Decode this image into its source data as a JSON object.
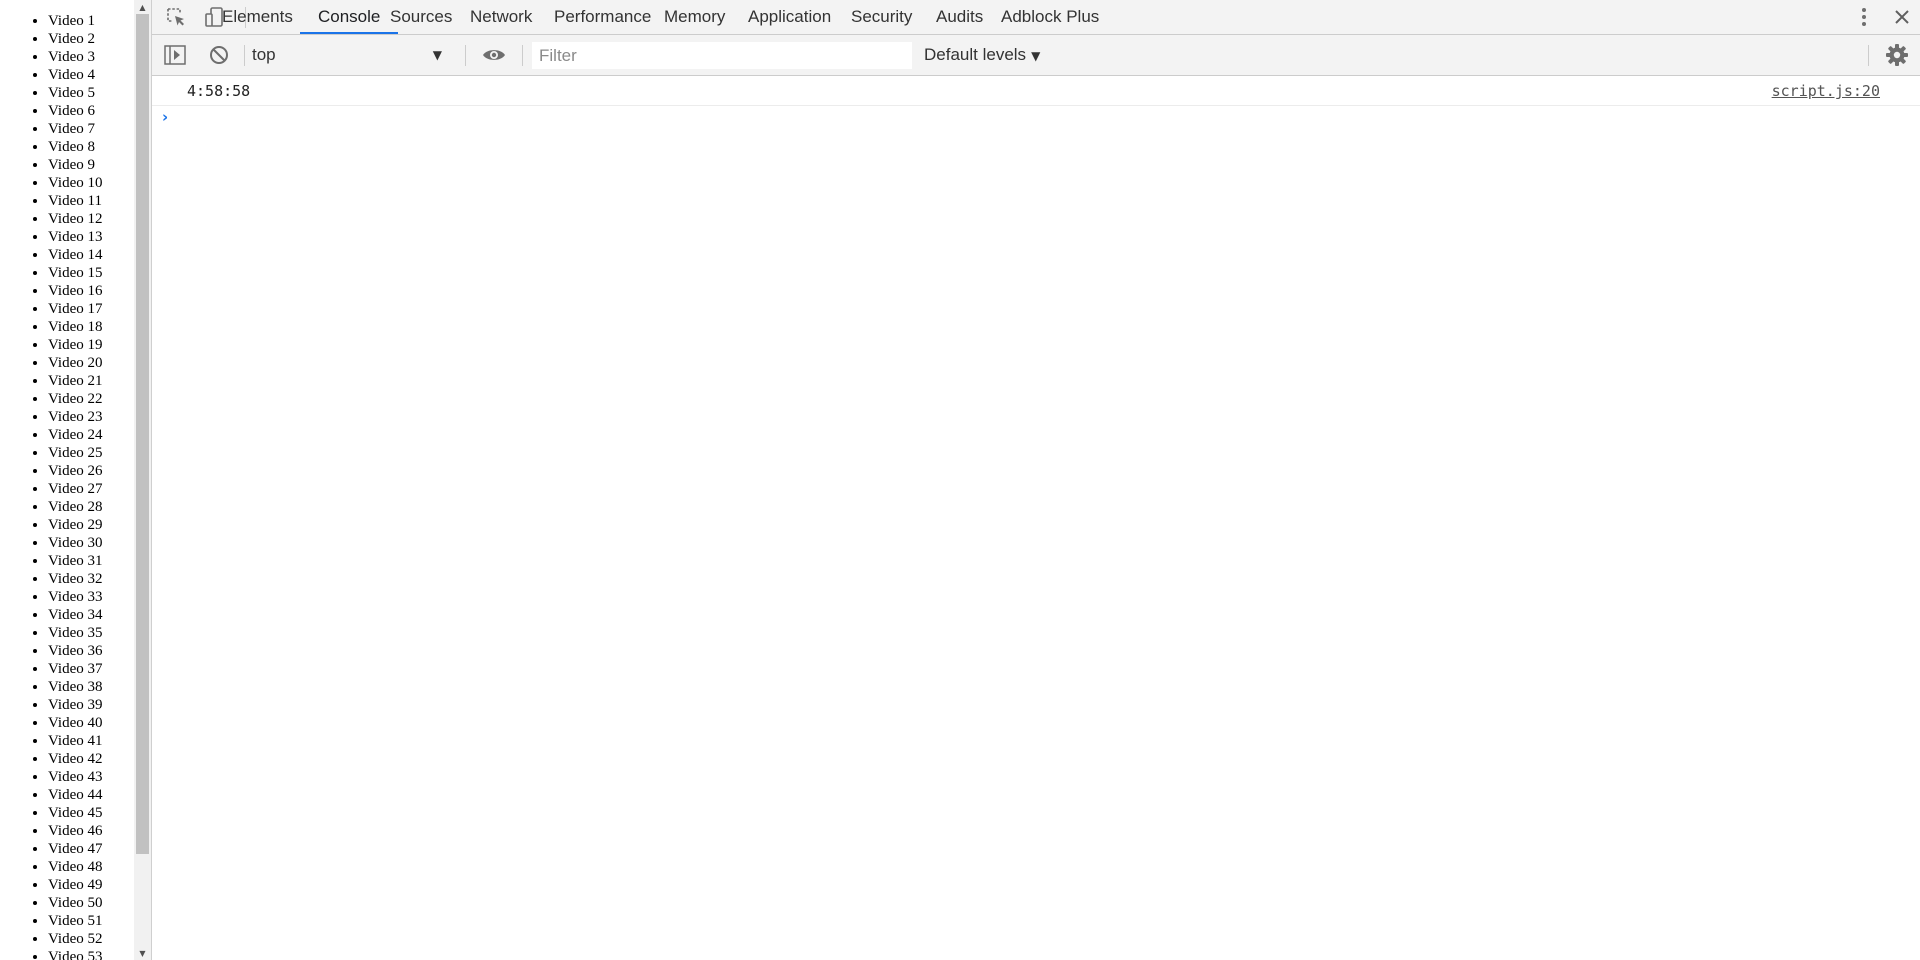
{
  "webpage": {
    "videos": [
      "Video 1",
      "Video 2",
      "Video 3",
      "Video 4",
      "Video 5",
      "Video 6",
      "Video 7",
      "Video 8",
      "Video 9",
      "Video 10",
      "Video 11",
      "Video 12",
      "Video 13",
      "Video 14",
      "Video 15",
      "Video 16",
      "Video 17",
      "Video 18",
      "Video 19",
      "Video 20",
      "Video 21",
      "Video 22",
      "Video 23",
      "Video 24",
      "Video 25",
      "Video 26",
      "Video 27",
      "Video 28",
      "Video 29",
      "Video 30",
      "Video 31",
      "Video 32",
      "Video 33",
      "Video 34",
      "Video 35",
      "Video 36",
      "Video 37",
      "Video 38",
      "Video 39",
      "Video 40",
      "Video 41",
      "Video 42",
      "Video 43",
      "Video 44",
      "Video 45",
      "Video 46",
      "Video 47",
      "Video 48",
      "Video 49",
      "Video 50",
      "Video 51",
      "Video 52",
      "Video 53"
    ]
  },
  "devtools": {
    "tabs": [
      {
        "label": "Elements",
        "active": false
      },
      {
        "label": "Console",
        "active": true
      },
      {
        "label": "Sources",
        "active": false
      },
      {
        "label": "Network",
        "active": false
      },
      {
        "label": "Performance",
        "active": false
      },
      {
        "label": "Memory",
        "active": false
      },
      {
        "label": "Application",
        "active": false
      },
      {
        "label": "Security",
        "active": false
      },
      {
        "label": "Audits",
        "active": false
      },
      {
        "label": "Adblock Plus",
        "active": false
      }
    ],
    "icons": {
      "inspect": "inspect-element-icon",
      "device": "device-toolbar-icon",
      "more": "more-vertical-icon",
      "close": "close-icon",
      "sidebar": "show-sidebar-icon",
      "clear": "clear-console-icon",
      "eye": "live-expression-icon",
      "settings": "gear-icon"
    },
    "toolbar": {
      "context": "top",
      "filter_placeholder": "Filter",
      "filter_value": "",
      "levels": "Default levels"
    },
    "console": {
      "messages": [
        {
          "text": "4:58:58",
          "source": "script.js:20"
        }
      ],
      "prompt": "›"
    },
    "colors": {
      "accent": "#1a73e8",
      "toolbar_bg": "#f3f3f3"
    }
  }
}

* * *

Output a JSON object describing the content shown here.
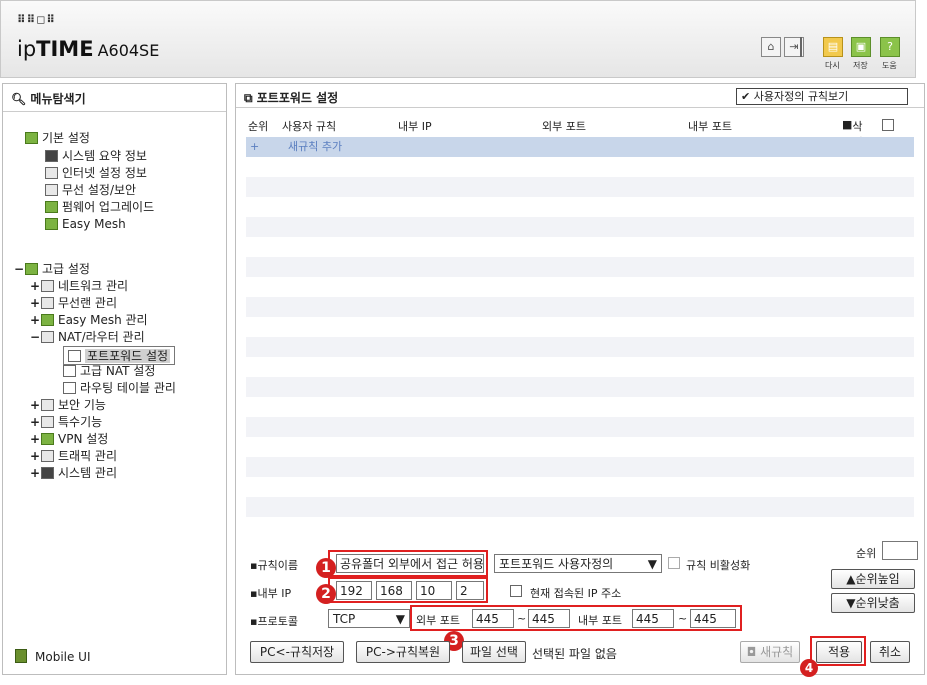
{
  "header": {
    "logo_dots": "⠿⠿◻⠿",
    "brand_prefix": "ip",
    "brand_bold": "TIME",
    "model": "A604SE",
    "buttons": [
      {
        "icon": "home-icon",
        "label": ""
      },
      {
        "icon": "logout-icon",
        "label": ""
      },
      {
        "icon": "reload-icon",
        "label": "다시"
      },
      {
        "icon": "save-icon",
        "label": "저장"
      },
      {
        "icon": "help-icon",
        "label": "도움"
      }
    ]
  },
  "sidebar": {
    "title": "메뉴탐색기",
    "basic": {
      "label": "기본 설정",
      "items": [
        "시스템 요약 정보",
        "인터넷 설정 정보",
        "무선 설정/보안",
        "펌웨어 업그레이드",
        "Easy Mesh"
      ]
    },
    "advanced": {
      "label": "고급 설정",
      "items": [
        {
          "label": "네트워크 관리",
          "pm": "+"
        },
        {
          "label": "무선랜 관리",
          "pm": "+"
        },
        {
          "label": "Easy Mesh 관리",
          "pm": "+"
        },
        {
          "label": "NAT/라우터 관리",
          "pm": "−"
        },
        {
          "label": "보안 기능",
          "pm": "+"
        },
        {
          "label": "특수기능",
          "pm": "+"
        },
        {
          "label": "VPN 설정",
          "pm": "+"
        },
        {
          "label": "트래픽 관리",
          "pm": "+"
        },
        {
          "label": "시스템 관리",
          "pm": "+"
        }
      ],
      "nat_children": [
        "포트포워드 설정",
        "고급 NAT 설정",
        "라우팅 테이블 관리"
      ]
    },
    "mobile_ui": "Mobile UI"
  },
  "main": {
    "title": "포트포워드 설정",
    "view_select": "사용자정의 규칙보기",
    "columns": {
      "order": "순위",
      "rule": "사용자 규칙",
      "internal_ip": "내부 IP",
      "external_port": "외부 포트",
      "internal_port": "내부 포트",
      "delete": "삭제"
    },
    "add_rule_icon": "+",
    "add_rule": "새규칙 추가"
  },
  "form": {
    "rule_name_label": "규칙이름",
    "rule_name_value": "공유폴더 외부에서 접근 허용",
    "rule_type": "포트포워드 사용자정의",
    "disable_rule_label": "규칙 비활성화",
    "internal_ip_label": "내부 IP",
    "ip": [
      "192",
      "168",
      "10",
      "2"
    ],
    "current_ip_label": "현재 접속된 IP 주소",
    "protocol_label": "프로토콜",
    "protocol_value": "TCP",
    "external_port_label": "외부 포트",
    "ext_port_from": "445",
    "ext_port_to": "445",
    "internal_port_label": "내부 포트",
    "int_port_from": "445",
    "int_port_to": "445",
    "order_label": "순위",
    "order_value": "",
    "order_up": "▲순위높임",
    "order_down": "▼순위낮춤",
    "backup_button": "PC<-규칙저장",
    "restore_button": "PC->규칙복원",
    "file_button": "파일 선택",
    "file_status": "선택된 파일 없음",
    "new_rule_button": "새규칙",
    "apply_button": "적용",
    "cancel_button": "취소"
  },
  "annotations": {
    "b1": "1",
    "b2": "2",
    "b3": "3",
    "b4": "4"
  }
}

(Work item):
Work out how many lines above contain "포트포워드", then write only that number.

(Exercise answer):
3